No matter what else she does in her day, Judy Piper is, first and foremost, a people manager. Her role as a senior engineering manager in the Enterprise business unit is all about empowering others, and her curiosity and fearlessness help her succeed. Judy recently answered a few questions about her cool new project, her advice to others and her favorite extreme sport.
How did you come to join Akamai?
I was working for IBM when Akamai contacted me through LinkedIn. I watched Tom Leighton's video on how the company got started and he explained how the Akamai mapping system worked. I was completely inspired by it.
Tell us about your role as a senior engineering manager in the Enterprise & Carrier division. What are you working on?
As a senior engineering manager in the Enterprise business unit, I wear many hats. As SRIP Network business owner, I lead engineering teams to develop and support the Akamai Intelligent Platform, "SureRoute IP (SRIP)," which improves performance of applications and networks by addressing problems starting at the TCP/IP layer, enabling Akamai Cloud Networking Solutions for Enterprise.
As a product engineering lead, I'm directly accountable for delivery of Cloud Networking engineering commitments that support "optimized transport capabilities," ensuring end-to-end reliability and performance for IP-VPNs and cloud SaaS applications for enterprise, over the SRIP network.
My team recently started on a very cool project to improve performance by mitigating loss on the last mile and I'm quite excited about it.

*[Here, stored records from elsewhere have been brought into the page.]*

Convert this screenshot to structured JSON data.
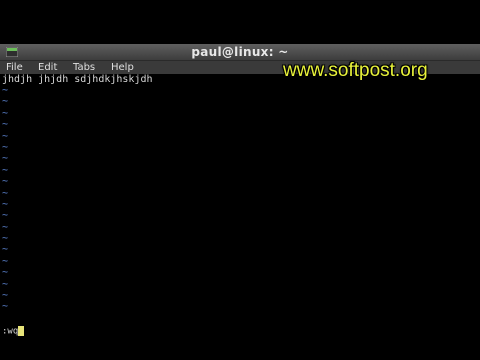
{
  "window": {
    "title": "paul@linux: ~"
  },
  "menu": {
    "items": [
      "File",
      "Edit",
      "Tabs",
      "Help"
    ]
  },
  "editor": {
    "text_line": "jhdjh jhjdh sdjhdkjhskjdh",
    "tilde": "~",
    "command": ":wq"
  },
  "watermark": "www.softpost.org",
  "colors": {
    "tilde": "#5f87d7",
    "cursor": "#e8e47a",
    "watermark": "#e8f23a",
    "titlebar": "#4a4a4a"
  },
  "icons": {
    "app": "terminal-app-icon"
  }
}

But ultimately, I'm a people manager. The most important part of my responsibilities is to empower everyone on my team to reach their potential while keeping them focused on high-priority deliverables for the business unit.
What is one of your favorite experiences at Akamai?
I'm passionate about workplace diversity. Having been fortunate enough to have so many wonderful mentors who invested in my career development and supported me, I look for opportunities to pay it forward, providing mentorship and leading participation in various women in computing events such as the Grace Hopper Conference. Last year, I helped Akamai increase its presence in GHC and we sent 27 people and had a career booth and a mixer party. I met and made meaningful connections with so many talented Akamai women.
What are you favorite three things to do in your free time?
Cuddling with my son while watching a movie. Indoor rock climbing. I am at V3/5.10b. I want to finish one V4 this year. Hanging out with my friends over good food and wine.
If you had an extra hour each day, how would you use it?
What has been the key to your success?
I didn't realize that I was successful. I wish it was my good looks, but I know that's not it. I'd like to think that I'm a genuine, curious and fearless soul who tends to go for a challenge. My friend told me to "be your amazing, awesome self, Judy!" I try to tell myself that when I'm feeling down or I need courage to do something.
If you could give one piece of advice to someone starting out at Akamai, what would it be?
Be patient with yourself. It's a great place to learn, so take advantage of it. Find mentors.
What's your favorite app?
Pandora, since I can't admit that I use Facebook all the time.
What's the last show or movie you streamed?
John Oliver's show.
If Akamai was an animal, what animal would it be and why?
Bull. It's smart, honest, strong, focused and determined.
What is your favorite part of working at Akamai?
Attending Akamai's internal Tech Summit last year was awesome. I hope I get to go again.